Page 311 - Why, man, he doth bestride the narrow world, Like a Colossus ; and we petty men Walk under his huge legs, and peep about To find ourselves dishonourable graves.
Page 270 - Military necessity, as understood by modern civilized nations, consists in the necessity of those measures which are indispensable for securing the ends of the war, and which are lawful according to the modern law and usages of war.
Page 289 - Therefore all things whatsoever ye would that men should do to you, do ye even so unto them; for this is the law and the prophets.
Page 359 - That the writ of habeas corpus is suspended in respect to all persons arrested, or who are now, or hereafter during the rebellion shall be, imprisoned in any fort, camp, arsenal, military prison, or other place of confinement by any military authority, or by the sentence of any court-martial or military commission.

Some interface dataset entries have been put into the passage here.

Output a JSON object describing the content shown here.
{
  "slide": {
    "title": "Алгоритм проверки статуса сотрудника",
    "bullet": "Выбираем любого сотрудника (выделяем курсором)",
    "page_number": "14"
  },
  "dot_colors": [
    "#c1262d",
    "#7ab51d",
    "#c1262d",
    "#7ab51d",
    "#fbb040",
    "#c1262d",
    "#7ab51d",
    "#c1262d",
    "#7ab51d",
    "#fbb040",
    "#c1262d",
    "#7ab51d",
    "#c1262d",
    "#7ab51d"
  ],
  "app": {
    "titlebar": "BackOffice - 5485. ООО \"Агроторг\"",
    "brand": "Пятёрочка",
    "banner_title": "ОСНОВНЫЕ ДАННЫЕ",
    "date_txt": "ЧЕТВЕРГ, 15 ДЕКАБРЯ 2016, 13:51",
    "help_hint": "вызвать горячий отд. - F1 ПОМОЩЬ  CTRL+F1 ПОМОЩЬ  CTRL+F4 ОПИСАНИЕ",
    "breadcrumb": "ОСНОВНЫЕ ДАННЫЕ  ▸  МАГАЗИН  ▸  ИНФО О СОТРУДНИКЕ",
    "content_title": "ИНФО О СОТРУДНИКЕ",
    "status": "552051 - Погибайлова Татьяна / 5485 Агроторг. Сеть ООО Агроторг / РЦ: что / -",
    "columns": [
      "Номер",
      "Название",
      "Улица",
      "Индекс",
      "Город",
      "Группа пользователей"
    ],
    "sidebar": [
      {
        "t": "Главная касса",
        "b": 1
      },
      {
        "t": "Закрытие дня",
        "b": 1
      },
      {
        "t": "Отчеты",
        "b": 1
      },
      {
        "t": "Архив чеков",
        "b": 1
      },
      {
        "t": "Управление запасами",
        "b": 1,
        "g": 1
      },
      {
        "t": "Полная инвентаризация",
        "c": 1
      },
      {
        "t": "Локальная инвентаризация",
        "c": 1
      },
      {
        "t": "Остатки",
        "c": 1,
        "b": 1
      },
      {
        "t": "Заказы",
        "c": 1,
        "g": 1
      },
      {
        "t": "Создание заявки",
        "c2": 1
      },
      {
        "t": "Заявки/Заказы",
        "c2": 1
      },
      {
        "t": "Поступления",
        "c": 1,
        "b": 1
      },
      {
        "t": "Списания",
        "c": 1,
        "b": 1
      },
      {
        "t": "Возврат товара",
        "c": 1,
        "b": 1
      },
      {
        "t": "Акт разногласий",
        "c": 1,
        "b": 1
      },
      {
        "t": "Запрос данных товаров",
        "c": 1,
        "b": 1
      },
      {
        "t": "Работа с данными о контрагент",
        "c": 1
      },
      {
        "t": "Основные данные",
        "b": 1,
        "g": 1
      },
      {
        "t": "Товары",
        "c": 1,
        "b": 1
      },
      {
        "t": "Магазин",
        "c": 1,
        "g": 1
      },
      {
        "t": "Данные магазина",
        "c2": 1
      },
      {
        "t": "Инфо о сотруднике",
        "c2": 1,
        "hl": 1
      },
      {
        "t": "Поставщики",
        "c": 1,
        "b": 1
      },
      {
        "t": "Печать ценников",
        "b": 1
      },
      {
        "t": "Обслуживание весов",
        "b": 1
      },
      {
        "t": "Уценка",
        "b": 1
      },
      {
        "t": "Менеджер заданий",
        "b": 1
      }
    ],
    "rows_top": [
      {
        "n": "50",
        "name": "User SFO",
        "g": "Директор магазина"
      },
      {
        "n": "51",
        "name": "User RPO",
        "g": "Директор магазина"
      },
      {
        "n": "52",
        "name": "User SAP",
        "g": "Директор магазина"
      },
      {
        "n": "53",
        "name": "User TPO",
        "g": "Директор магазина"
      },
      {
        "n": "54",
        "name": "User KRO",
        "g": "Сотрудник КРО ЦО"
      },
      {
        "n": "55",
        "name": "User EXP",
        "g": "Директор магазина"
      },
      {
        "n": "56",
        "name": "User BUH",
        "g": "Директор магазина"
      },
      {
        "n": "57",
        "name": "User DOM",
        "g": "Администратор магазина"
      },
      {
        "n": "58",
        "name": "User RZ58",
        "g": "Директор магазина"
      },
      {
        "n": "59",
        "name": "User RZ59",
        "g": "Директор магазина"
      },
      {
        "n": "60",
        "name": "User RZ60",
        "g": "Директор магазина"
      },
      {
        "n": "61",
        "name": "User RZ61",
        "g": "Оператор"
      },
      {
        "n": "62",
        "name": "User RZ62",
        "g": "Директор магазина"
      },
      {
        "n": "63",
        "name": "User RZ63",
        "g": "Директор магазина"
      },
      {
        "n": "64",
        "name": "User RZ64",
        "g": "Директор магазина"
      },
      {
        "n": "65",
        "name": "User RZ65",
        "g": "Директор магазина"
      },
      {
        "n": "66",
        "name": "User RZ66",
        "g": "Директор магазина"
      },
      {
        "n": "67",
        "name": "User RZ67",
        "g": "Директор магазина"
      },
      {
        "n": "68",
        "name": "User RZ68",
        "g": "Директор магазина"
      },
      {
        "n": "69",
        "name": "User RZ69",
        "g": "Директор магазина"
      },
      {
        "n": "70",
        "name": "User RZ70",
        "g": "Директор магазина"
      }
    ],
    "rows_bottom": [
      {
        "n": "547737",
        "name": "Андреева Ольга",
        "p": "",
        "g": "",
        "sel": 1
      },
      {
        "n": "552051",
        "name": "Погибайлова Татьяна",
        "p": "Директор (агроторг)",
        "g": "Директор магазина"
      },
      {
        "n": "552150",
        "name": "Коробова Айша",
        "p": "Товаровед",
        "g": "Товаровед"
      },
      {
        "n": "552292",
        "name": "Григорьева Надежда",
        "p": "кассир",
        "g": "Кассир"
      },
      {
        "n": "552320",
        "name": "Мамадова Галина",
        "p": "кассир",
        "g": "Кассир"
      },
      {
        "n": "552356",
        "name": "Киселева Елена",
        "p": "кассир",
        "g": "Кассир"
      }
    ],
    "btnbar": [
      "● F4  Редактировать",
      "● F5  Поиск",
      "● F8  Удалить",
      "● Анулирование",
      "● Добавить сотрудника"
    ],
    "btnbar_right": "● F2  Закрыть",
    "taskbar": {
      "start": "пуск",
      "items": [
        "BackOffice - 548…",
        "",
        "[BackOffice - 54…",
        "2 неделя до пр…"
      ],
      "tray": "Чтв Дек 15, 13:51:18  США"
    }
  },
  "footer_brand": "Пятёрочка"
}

Page 416 - All unauthorized or secret communication with the enemy is considered treasonable by the law of war. Foreign residents in an invaded or occupied territory or foreign visitors in the same can claim no immunity from this law. They may communicate with foreign parts or with the inhabitants of the hostile country, so far as the military authority permits, but no further. Instant expulsion from the occupied territory would be the very least punishment for the infraction of this rule.
Page 414 - ... 53. The enemy's chaplains, officers of the medical staff, apothecaries, hospital nurses and servants, if they fall into the hands of the American Army, are not prisoners of war, unless the commander has reasons to retain them. In this latter case, or if, at their own desire, they are allowed to remain with their captured companions, they are treated as prisoners of war, and may be exchanged if the commander sees fit.
Page 415 - Partisans are soldiers armed and wearing the uniform of their army, but belonging to a corps which acts detached from the main body for the purpose of making inroads into the territory occupied by the enemy. If captured, they are entitled to all the privileges of the prisoner of war.
Page 305 - defines him to be one, who being absent at the time of the crime committed, doth yet procure, counsel, or command another to commit a crime.